Michael Haslam


Michael Haslam has become a glossographer of the upper Calder Valley through almost 50 years of wandering its cloughs and groughs, its royds and lumbs. He is absorbed in and by the language and history of its terrain.

In these ‘pastorals of the common man’ the musicality and muscularity of his words carry this exuberance from the landscape to the page. And for Haslam, like Harrison, ‘matter’ and ‘water’ can be a full-rhyme.


Michael Haslam

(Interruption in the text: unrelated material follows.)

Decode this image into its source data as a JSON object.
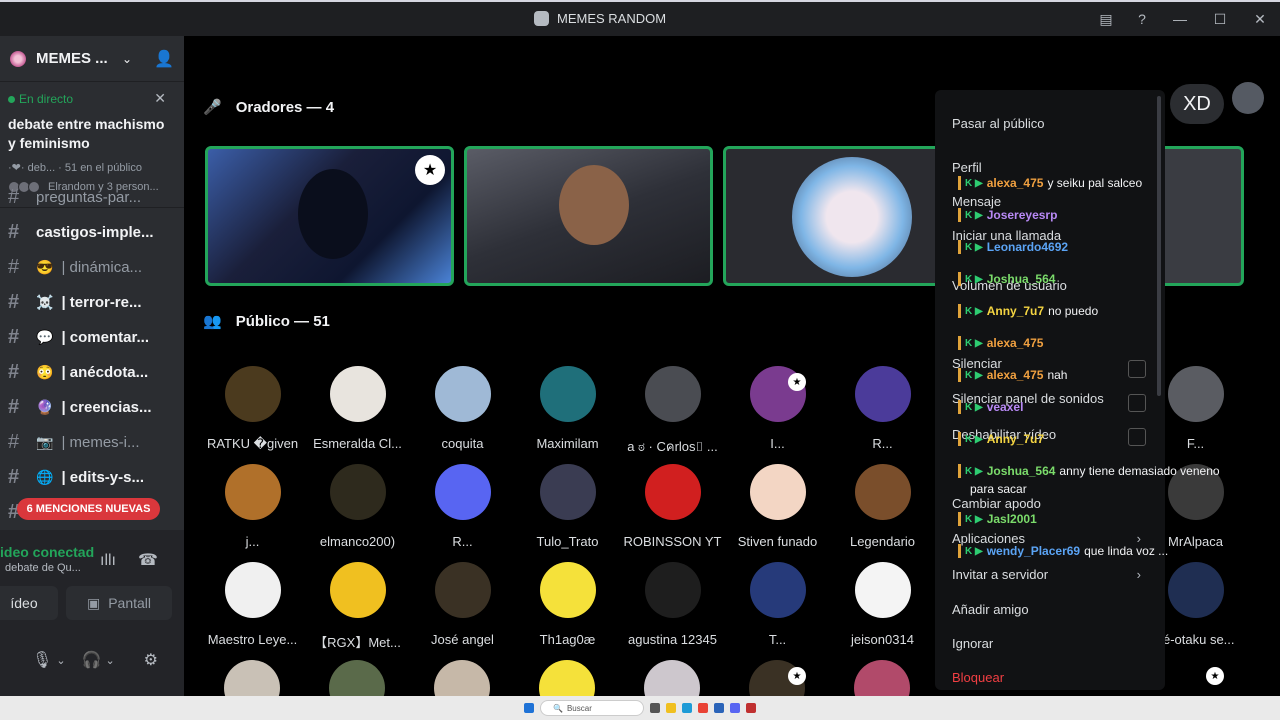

On each of these 36 pages Michael Haslam sets out (on foot) into the world immediately confronting him, and gathers from it the words, experience, memories, percepts that he needs to form a poetry of rich texture. He does this singingly, so that the words echo each other and form queues, and with the sharpest awareness of all the bright play offered by language when it is opened up, when it faces its own history. The accumulation, constantly seeking closer particulars and further connections, welcomes dialect and science, the meanings of place names, star jelly and deoxyribonucleic acid, as necessary terms of the song, which is finally the song of where he is, which is the Calder Valley, West Yorkshire, and the world, the absolute gained by loving attention to the particular.
Peter Riley

A Michael Haslam publication is an event of some significance. He is a poet whose music has long been fully – wonderfully ­– developed … it reminds one of what poetry is capable.
David Herd

Ian Brinton reviews Michael Haslam’s poems in Tears in the Fencehttps://tearsinthefence.com/?s=michael+haslam

Scaplings, Star Jelly, and a Seeming Sense of Soul


The edifice of work and life, an old retaining wall
that long held back a seam of flaking shale
collapses as a crumpled face into a rubble pile.
From high imperium to small importance fall
impotence, imprudence, impertinence and all
the way from imputation back to impact
trail the files for miles and fail
for want of style to face the facts beyond recall.
Nobody floats his boat about to clear
the fogbound coast of panacea. Nobody steers
his craft across the shoals of an obscure idea.
Nobody hears the siren singing as she sorts the shells
from shingle on the pebble shelf. Nobody tingles quite so well
the singularities of english as myself, I’ve seen me swell.
The sky turns bluely black to blackly blue and back.
The forky bolt ignipotent shot over scroggy holt,
a blitz illumination, a synaptic jolt,
a stroke of light to startle coney in the delfstone delf.

scaplings Scaplings, Michael Haslam, £7